● **EXERCISE**
Check every line of the entries that follow, and copy the ones containing "this".

● **SUPPLIED INFORMATION**
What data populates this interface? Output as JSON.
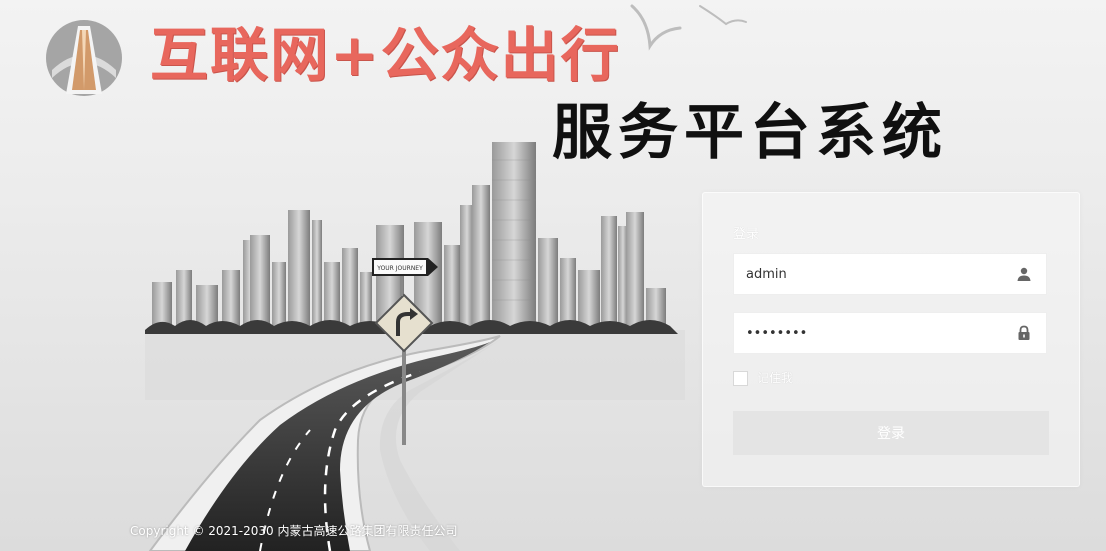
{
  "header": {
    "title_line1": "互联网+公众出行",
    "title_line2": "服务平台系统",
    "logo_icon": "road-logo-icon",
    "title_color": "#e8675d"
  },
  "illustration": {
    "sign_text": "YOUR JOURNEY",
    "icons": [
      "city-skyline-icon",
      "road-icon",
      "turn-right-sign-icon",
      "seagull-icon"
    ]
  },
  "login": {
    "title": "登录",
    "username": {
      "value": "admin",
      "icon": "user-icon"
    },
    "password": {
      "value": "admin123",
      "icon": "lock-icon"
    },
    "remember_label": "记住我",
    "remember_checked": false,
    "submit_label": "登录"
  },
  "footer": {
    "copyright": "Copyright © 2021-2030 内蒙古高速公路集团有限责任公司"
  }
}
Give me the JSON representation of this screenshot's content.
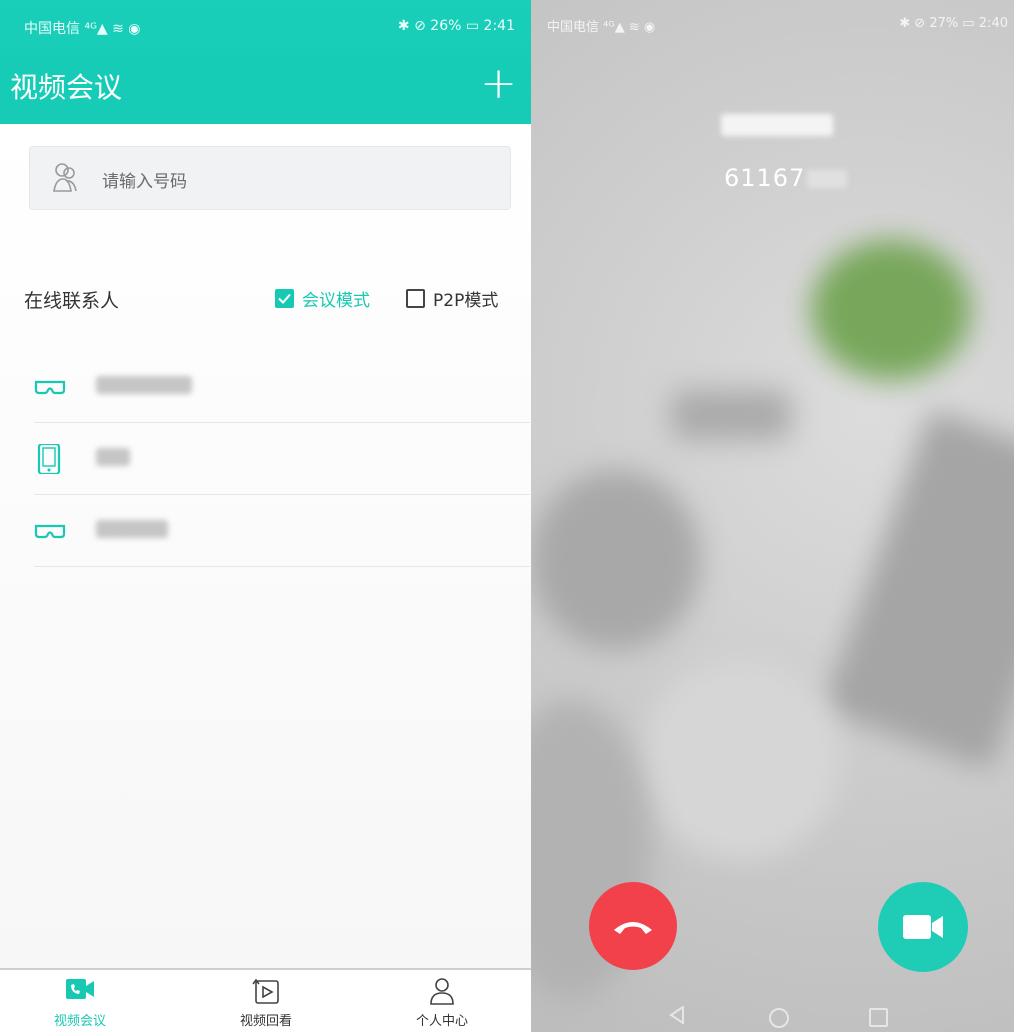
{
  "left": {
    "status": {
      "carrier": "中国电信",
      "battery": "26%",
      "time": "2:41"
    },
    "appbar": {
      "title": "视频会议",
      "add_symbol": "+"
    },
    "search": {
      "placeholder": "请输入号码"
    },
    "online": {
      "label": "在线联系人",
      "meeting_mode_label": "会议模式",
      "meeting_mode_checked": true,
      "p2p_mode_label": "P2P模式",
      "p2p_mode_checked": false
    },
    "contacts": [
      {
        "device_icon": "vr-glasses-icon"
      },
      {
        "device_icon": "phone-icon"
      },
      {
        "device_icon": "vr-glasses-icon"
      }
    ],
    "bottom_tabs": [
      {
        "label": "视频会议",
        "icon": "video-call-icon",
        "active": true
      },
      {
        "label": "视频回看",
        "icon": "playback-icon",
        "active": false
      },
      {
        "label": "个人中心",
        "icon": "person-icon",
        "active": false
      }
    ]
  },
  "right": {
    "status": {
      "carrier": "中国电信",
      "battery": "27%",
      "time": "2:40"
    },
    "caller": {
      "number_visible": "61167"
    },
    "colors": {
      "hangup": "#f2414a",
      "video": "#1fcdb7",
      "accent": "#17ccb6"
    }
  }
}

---

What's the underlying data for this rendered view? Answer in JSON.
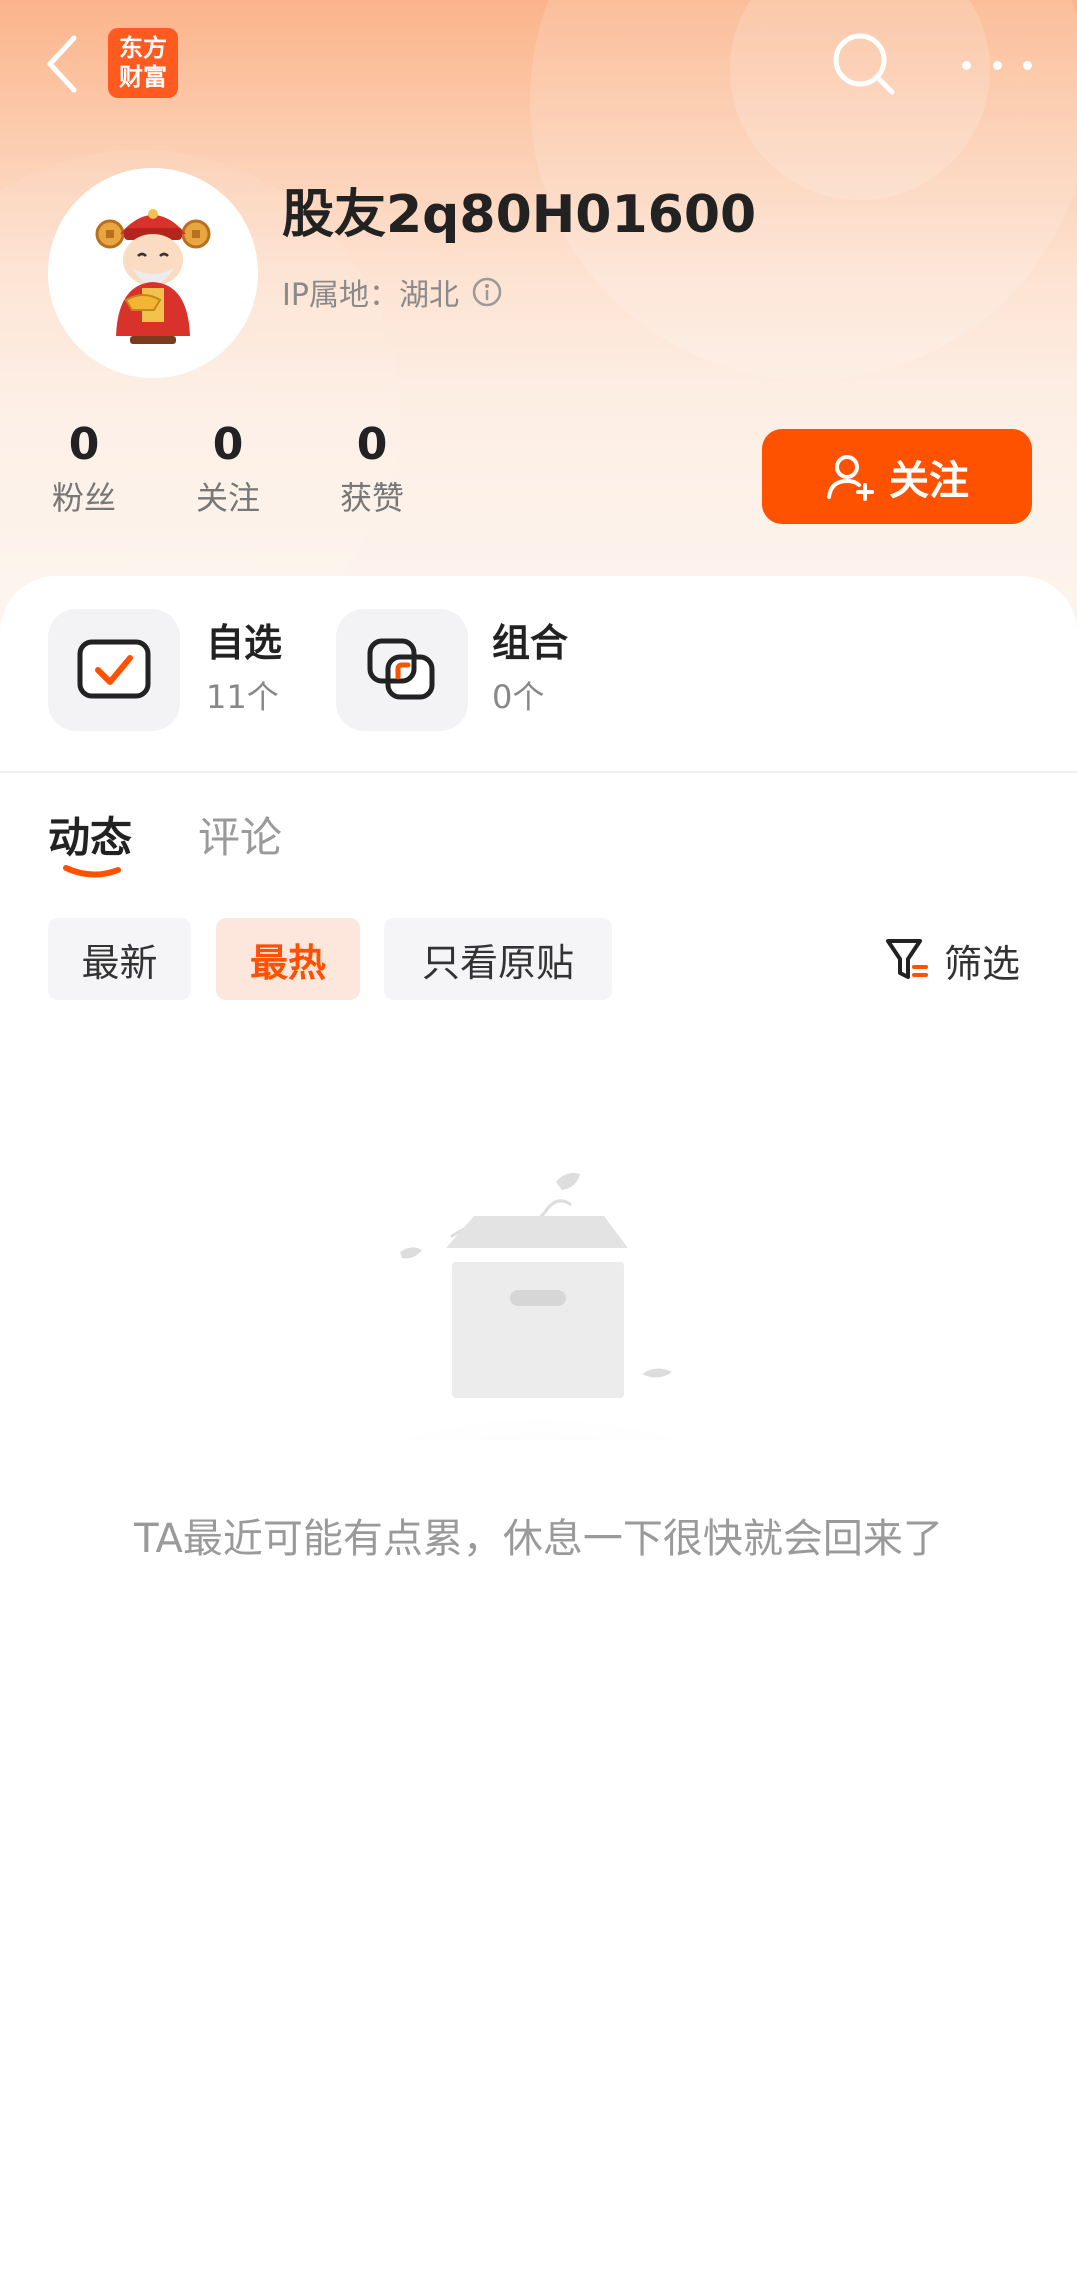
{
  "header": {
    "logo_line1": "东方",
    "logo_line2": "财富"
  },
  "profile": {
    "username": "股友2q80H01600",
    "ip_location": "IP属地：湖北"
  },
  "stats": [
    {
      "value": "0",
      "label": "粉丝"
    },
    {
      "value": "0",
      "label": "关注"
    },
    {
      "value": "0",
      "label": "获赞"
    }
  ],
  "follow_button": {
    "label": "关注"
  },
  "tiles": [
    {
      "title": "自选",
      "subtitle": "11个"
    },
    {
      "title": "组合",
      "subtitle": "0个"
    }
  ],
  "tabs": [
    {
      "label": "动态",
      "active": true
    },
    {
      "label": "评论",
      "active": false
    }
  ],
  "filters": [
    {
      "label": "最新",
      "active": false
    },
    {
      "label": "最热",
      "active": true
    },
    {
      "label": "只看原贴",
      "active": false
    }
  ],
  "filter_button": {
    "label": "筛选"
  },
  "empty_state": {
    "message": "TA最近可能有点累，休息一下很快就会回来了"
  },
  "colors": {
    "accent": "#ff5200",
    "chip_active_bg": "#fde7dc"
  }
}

● **EXERCISE ANSWER**
What data populates this interface? Output as JSON.
Give me the JSON representation of this screenshot's content.
What's the underlying data for this rendered view? Answer in JSON.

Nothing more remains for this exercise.